The present map is an early Austrian edition of Airey’s most important single map, Airey’s Railway Map of London and its Suburbs, illustrating the innumerable railway lines leading out of London, and importantly depicting the earliest two lines of the new London Underground System, along with at least one proposed line which was never constructed. Airey published his first edition of the map under that title in 1875, which subsequently ran into several editions. It, in turn, was based on a map that appeared in Airey’s book, Railway Map Diagrams (London, 1867).

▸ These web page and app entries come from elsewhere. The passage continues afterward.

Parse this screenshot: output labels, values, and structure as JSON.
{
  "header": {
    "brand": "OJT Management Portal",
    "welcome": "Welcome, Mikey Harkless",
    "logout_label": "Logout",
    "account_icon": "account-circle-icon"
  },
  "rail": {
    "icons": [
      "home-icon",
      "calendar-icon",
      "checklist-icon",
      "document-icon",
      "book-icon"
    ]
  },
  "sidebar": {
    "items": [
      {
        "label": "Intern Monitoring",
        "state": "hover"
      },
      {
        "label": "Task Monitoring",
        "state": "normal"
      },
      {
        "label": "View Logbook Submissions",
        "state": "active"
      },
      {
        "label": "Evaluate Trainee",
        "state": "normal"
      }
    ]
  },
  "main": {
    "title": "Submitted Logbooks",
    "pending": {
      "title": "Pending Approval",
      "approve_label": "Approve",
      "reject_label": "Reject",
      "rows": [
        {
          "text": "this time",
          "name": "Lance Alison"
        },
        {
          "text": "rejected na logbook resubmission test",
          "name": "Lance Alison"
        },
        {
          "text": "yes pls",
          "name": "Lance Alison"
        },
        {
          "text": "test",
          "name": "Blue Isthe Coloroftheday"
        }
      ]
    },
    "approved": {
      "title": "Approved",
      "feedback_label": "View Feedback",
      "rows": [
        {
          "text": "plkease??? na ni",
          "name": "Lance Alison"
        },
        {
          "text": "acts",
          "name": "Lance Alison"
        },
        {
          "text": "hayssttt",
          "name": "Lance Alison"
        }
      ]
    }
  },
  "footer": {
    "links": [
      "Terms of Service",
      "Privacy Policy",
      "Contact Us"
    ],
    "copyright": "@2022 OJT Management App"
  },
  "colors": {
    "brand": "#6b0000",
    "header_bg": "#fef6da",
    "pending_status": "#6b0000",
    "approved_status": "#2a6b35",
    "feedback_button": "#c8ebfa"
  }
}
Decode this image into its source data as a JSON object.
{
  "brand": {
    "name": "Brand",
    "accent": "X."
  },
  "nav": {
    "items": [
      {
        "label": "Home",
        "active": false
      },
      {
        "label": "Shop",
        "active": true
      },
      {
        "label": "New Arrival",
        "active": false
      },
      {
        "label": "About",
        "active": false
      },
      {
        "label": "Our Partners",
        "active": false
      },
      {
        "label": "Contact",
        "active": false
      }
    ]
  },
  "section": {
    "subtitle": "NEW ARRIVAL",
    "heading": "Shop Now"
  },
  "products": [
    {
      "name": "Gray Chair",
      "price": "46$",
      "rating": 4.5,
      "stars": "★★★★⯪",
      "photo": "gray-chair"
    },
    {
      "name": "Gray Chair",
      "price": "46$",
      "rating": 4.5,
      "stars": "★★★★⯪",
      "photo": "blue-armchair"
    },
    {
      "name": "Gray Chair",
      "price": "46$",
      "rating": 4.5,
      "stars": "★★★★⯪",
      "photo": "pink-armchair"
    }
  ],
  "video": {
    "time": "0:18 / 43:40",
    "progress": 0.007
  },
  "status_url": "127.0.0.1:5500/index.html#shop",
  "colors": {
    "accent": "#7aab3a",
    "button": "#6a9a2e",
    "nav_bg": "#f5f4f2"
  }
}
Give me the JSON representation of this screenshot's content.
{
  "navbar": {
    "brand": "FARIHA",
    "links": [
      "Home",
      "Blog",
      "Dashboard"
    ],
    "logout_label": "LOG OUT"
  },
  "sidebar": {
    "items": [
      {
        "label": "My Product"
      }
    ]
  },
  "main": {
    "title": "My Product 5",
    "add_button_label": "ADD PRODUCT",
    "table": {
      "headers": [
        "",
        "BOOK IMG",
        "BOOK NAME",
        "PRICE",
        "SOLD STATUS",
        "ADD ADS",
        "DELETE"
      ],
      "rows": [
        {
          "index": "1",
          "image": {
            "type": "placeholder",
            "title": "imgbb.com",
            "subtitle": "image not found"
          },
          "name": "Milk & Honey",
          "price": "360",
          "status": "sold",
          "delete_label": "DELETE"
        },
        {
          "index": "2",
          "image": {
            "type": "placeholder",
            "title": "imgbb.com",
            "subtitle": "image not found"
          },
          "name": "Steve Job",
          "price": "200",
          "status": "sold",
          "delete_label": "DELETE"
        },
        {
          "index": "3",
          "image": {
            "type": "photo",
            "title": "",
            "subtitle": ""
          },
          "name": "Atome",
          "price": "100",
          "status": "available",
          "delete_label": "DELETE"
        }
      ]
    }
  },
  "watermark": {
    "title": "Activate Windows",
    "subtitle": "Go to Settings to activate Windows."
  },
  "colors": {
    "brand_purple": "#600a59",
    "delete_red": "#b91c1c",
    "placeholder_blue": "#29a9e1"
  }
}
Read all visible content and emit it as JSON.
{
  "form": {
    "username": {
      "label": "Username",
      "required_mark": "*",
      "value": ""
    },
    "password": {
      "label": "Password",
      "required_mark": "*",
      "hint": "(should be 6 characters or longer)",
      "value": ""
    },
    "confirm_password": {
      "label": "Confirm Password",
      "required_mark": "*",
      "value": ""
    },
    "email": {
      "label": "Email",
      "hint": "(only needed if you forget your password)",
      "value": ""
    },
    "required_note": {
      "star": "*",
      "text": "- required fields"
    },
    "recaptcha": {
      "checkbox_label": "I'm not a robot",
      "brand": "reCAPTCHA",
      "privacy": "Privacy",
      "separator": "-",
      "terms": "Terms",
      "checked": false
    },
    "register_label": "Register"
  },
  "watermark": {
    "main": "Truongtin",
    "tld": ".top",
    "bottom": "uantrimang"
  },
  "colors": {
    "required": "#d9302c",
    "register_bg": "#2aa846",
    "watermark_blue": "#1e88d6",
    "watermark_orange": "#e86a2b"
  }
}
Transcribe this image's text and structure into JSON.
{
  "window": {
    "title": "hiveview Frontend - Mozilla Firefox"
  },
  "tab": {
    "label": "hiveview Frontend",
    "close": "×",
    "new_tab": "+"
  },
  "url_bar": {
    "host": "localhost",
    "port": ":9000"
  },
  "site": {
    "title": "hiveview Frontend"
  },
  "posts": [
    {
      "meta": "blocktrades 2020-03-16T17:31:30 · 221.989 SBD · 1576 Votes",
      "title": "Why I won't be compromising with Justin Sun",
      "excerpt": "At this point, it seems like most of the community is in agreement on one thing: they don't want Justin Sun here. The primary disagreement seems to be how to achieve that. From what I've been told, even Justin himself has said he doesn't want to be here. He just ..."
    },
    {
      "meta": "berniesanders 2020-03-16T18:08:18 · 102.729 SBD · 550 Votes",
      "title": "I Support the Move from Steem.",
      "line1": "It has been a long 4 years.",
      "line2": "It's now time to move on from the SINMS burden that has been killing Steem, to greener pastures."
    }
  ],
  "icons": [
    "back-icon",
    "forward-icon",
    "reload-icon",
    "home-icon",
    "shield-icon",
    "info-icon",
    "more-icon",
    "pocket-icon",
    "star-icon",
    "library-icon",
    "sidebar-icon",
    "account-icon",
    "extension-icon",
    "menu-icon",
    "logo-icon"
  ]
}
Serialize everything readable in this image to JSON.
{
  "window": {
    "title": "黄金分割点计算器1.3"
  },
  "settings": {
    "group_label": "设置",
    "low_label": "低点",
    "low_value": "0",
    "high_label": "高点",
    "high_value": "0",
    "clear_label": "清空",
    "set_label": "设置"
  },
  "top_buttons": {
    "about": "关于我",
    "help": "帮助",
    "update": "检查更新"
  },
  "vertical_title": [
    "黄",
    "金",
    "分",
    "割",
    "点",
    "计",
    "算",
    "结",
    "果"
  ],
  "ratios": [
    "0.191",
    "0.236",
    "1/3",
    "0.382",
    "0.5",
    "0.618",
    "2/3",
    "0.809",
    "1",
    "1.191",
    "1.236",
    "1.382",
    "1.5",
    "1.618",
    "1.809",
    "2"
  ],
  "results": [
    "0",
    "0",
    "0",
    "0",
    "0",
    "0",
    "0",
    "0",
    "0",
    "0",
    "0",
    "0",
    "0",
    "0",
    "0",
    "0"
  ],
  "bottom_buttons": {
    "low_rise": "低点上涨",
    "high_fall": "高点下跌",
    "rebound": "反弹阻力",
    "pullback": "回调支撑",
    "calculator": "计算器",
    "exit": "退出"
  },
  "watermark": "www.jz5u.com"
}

The map’s fascinating an innovative visual composition was originally conceived as part of a series of diagrams illustrating the rapidly expanding routes of the various railways throughout Britain. With its carefully placed and labeled colored lines, it is the true precursor to Henry Beck’s celebrated London Underground Map of 1933. In this sense, Airey’s maps were the first truly modern rail transport maps, and they set the gold standard for such publications throughout Europe and America.
London was the first major city to be served by railways (a technology invented in 1830), with the first line connecting London Bridge and Greenwich being completed in 1836. During the ‘Railway Boom’ of the 1840s, eight new lines were added connecting London with the countryside in virtually every direction. Since that time, two new major lines had been added and new spurs had been built to access different parts of the city. Airey was commissioned to produce his diagrams by the Railway Clearing House (RHC), founded in 1842, it acted as an umbrella organization to collect and manage revenue from the various independent railway lines.
Perhaps the most important aspects of the map are the inclusion of the World’s first two Underground (or Subway Lines), the Metropolitan Line and the Metropolitan District Line (the original components of today’s District and Circle Lines). The Metropolitan Line was first opened in January 1863, while the District Metropolitan was completed in December 1868. Airey’s diagram shows how the new medium of the Underground integrated with the established railways.
The map also records the proposed location for one of the early underground lines which was never constructed, the London Central Railway. The London Central Railway was formed in late 1871 for an unsuccessful north-south promotion sponsored by the Midland Railway and the South Eastern Railway, for a link between St Pancras and Charing Cross Stations. The name again surfaced In 1884, when a London Central Railway Company sought unsuccessfully for authority to build an electrically operated line from Trafalgar Square to St Martins-le-Grand via Oxford Circus and Oxford Street. This was intended to be an extension of the Charing Cross & Waterloo Electric Railway (now part of the Bakerloo line). This was authorized in 1882 but never built.
The present, apparently unrecorded, edition of the map, may have been first published in 1876 in Vienna by the publishing firm of R. v. Waldheim, a leading house specializing in newspapers, music books and lithographic prints. From the inscription in the upper-right corner, it seems that the present map was originally issued within a book. While it is not clear which publication it is, it is possible that the map was associated with a later edition of the rare work Die Concurrenz im Eisenbahnwesen, a railway book first published by Waldheim in 1873. In any event, it is a fascinating testament to the contemporary pan-European fascination with Airey’s groundbreaking cartography.
Our rating: Simply beautiful: detailed in scope, but amazingly clear and simple in execution. Five stars.
Image source: Barry Lawrence Ruderman Antique Maps Inc.